I had the good fortune to travel to Bhutan between April and May 2013. One of the first bird species I saw was the Ibisbill (Ibidorhyncha struthersii) at Paro River, which is near the international airport.
The Ibisbill is a peculiar looking bird. Its long, down-curved bill is red as is its eyes. The name is derived from it’s curved bill like the ibis. It is however a unique species related to the waders but sufficiently distinct to form its own taxonomic family.
They are found on stony riverbanks of the high plateau of Central Asia and the Himalayas, from Kazakhstan to China and southwards to India.
Below is my photographic account of the species.
Throughout the rest of the trip, we heard a number of calls of the Ibisbills near river beds, but never investigated further.
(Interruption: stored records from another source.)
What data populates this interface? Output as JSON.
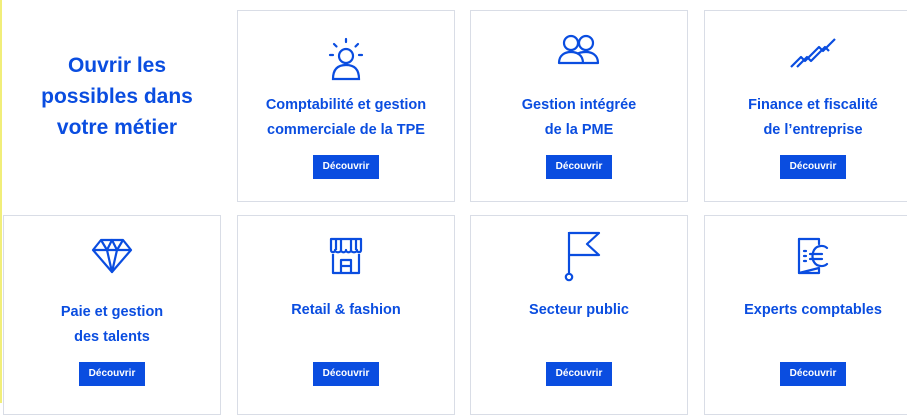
{
  "intro": {
    "line1": "Ouvrir les",
    "line2": "possibles dans",
    "line3": "votre métier"
  },
  "accent_color": "#0a4de0",
  "cards": [
    {
      "icon": "lightbulb-person-icon",
      "title_line1": "Comptabilité et gestion",
      "title_line2": "commerciale de la TPE",
      "button": "Découvrir"
    },
    {
      "icon": "users-group-icon",
      "title_line1": "Gestion intégrée",
      "title_line2": "de la PME",
      "button": "Découvrir"
    },
    {
      "icon": "trend-lines-icon",
      "title_line1": "Finance et fiscalité",
      "title_line2": "de l’entreprise",
      "button": "Découvrir"
    },
    {
      "icon": "diamond-icon",
      "title_line1": "Paie et gestion",
      "title_line2": "des talents",
      "button": "Découvrir"
    },
    {
      "icon": "storefront-icon",
      "title_line1": "Retail & fashion",
      "title_line2": "",
      "button": "Découvrir"
    },
    {
      "icon": "flag-icon",
      "title_line1": "Secteur public",
      "title_line2": "",
      "button": "Découvrir"
    },
    {
      "icon": "euro-document-icon",
      "title_line1": "Experts comptables",
      "title_line2": "",
      "button": "Découvrir"
    }
  ]
}
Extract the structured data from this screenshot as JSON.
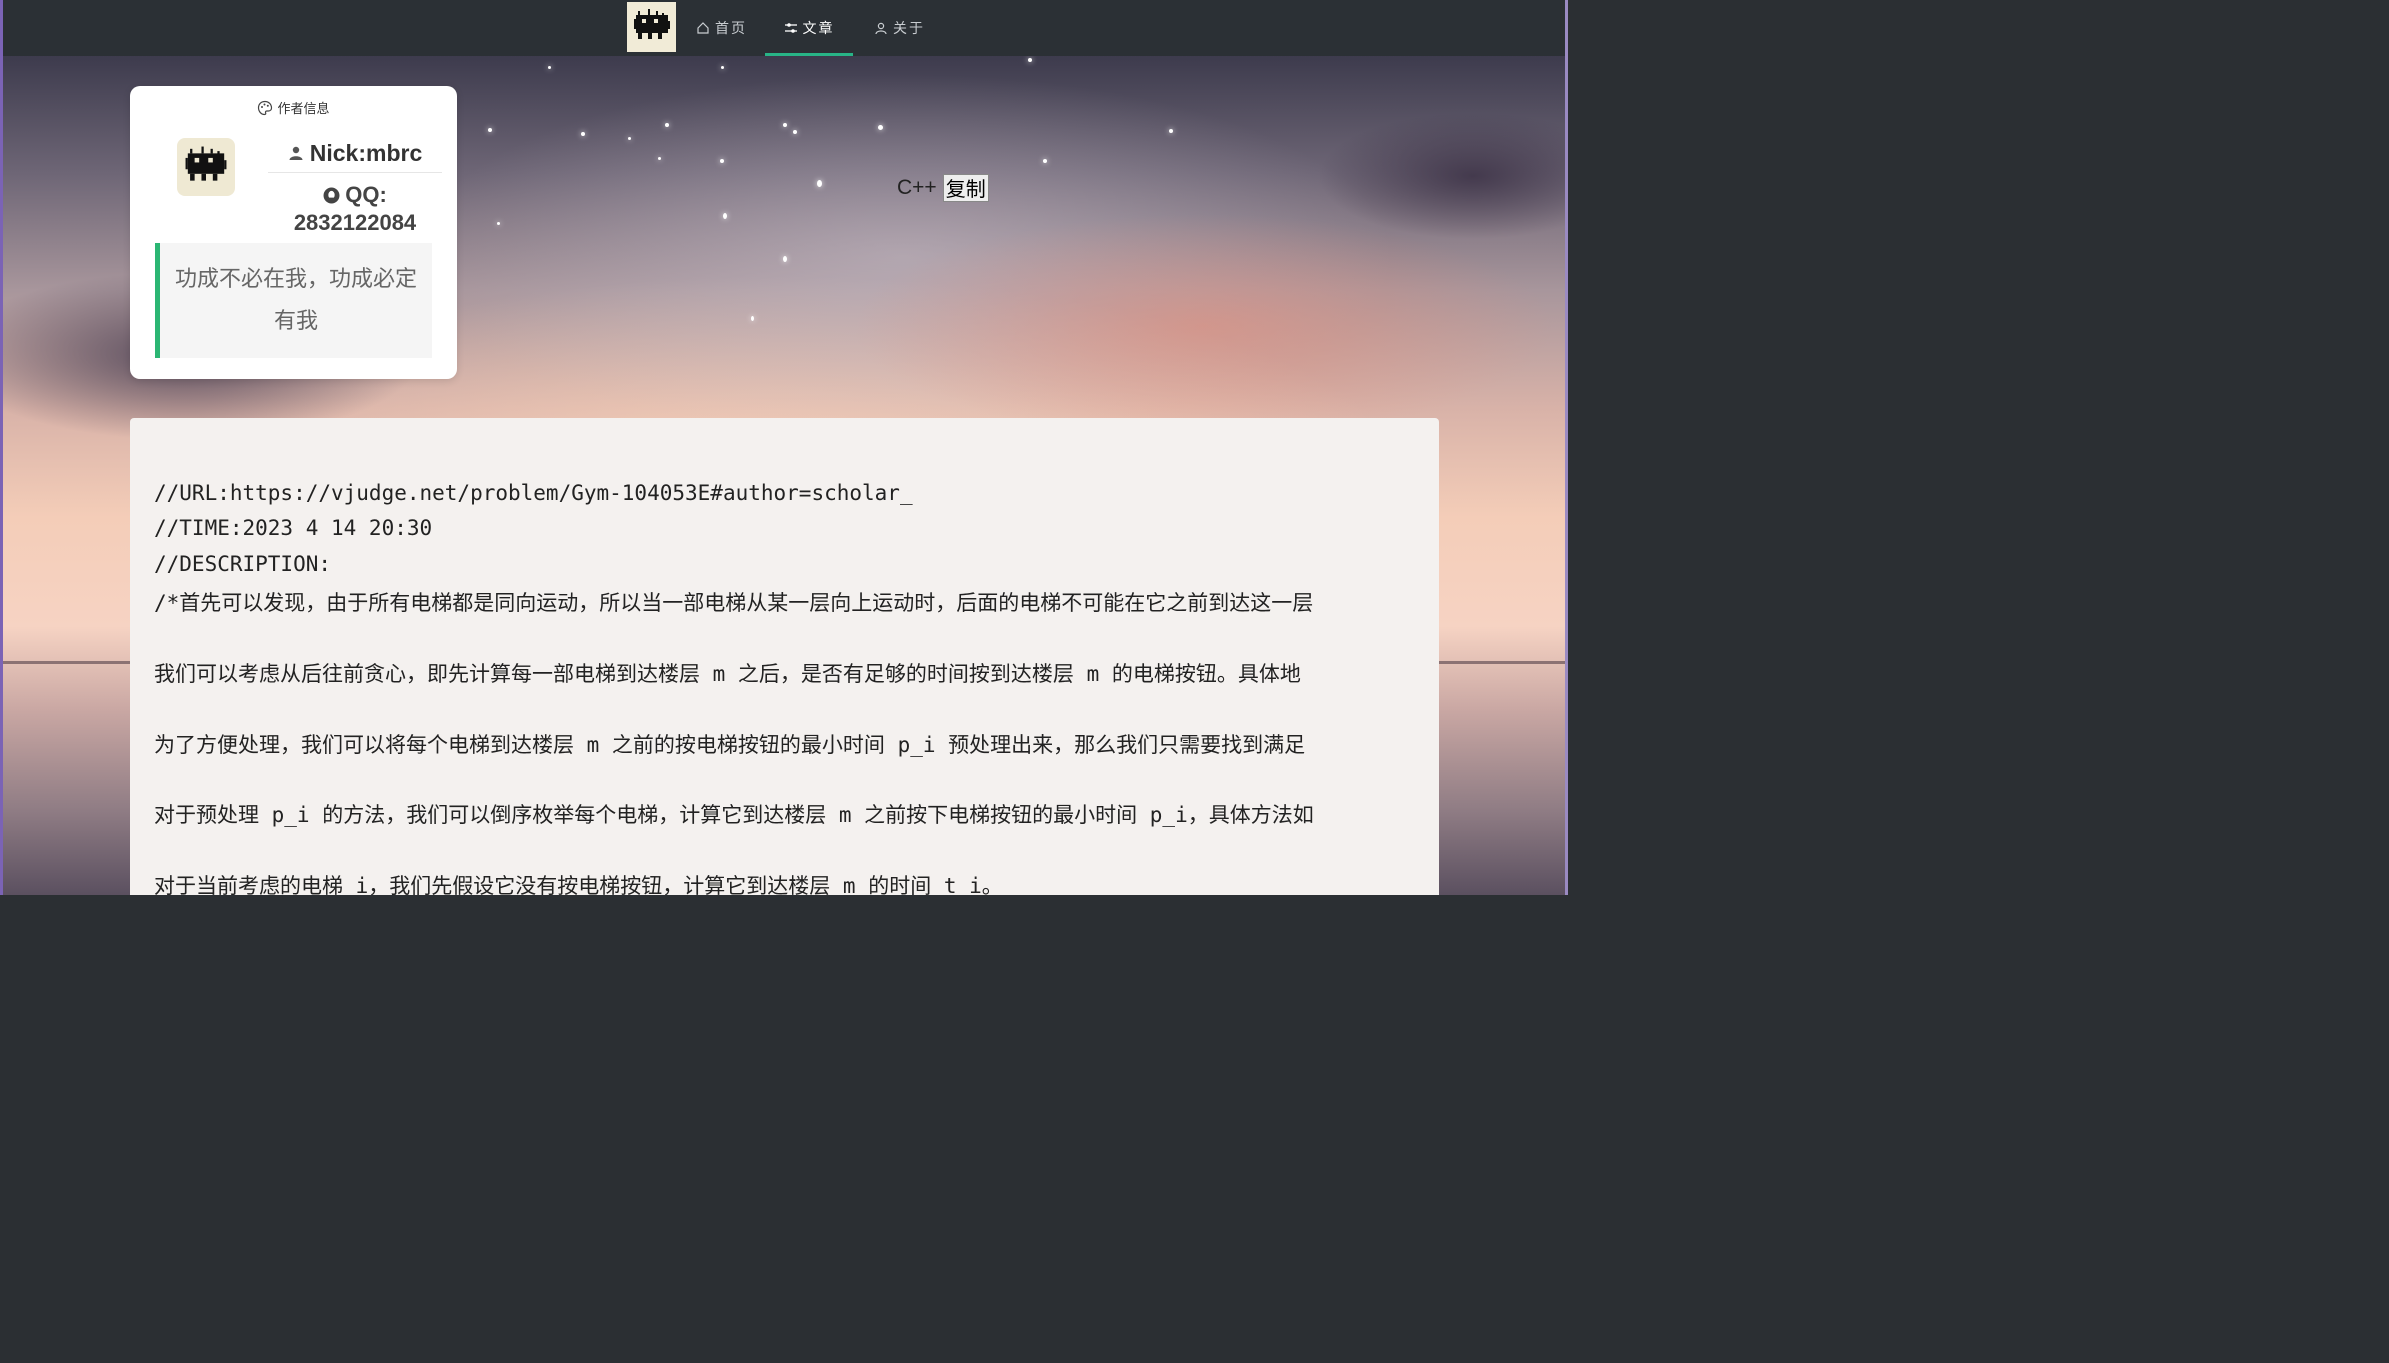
{
  "navbar": {
    "logo_icon": "pixel-monster-logo",
    "items": [
      {
        "label": "首页",
        "icon": "home-icon",
        "active": false
      },
      {
        "label": "文章",
        "icon": "sliders-icon",
        "active": true
      },
      {
        "label": "关于",
        "icon": "user-icon",
        "active": false
      }
    ],
    "active_color": "#28b487"
  },
  "author_card": {
    "title": "作者信息",
    "title_icon": "palette-icon",
    "nick": "Nick:mbrc",
    "nick_icon": "user-icon",
    "qq_label": "QQ:",
    "qq_number": "2832122084",
    "qq_icon": "qq-icon",
    "motto": "功成不必在我，功成必定有我",
    "accent_color": "#2bb673"
  },
  "code_block": {
    "language": "C++",
    "copy_label": "复制",
    "lines": [
      "//URL:https://vjudge.net/problem/Gym-104053E#author=scholar_",
      "//TIME:2023 4 14 20:30",
      "//DESCRIPTION:",
      "/*首先可以发现，由于所有电梯都是同向运动，所以当一部电梯从某一层向上运动时，后面的电梯不可能在它之前到达这一层",
      "",
      "我们可以考虑从后往前贪心，即先计算每一部电梯到达楼层 m 之后，是否有足够的时间按到达楼层 m 的电梯按钮。具体地",
      "",
      "为了方便处理，我们可以将每个电梯到达楼层 m 之前的按电梯按钮的最小时间 p_i 预处理出来，那么我们只需要找到满足",
      "",
      "对于预处理 p_i 的方法，我们可以倒序枚举每个电梯，计算它到达楼层 m 之前按下电梯按钮的最小时间 p_i，具体方法如",
      "",
      "对于当前考虑的电梯 i，我们先假设它没有按电梯按钮，计算它到达楼层 m 的时间 t_i。"
    ]
  }
}
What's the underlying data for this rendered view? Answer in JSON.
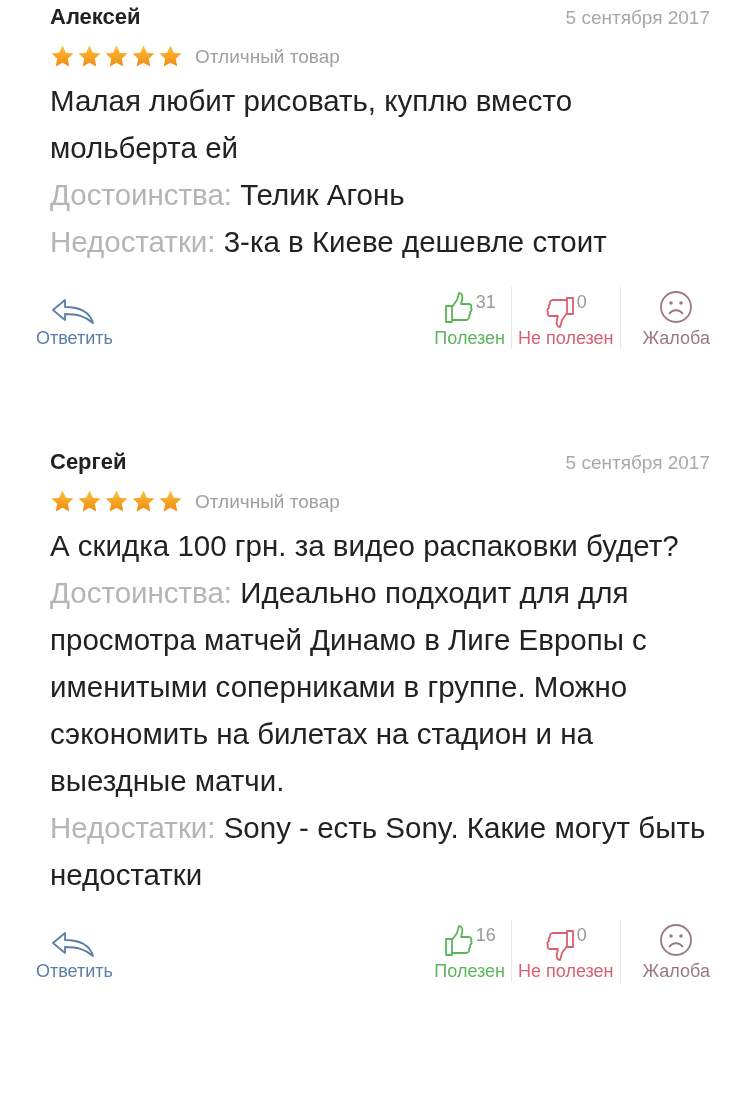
{
  "reviews": [
    {
      "author": "Алексей",
      "date": "5 сентября 2017",
      "stars": 5,
      "verdict": "Отличный товар",
      "text": "Малая любит рисовать, куплю вместо мольберта ей",
      "pros_label": "Достоинства:",
      "pros": "Телик Агонь",
      "cons_label": "Недостатки:",
      "cons": "3-ка в Киеве дешевле стоит",
      "reply": "Ответить",
      "useful": "Полезен",
      "useful_count": "31",
      "not_useful": "Не полезен",
      "not_useful_count": "0",
      "complaint": "Жалоба"
    },
    {
      "author": "Сергей",
      "date": "5 сентября 2017",
      "stars": 5,
      "verdict": "Отличный товар",
      "text": "А скидка 100 грн. за видео распаковки будет?",
      "pros_label": "Достоинства:",
      "pros": "Идеально подходит для для просмотра матчей Динамо в Лиге Европы с именитыми соперниками в группе. Можно сэкономить на билетах на стадион и на выездные матчи.",
      "cons_label": "Недостатки:",
      "cons": "Sony - есть Sony. Какие могут быть недостатки",
      "reply": "Ответить",
      "useful": "Полезен",
      "useful_count": "16",
      "not_useful": "Не полезен",
      "not_useful_count": "0",
      "complaint": "Жалоба"
    }
  ]
}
However, on the last day of birding, I had the good fortune of encountering a family of them at Paro River again. This time around the birds were a little further away but it was an interesting encounter, one that yielded nice pictures and memories.
A successful hunt for a crustacean, possibly a prawn. It then proceeded to swallow it by lifting its head, tossing the prey in mid air and then swallowing it whole. Somewhat like what other long-billed waders like godwits do.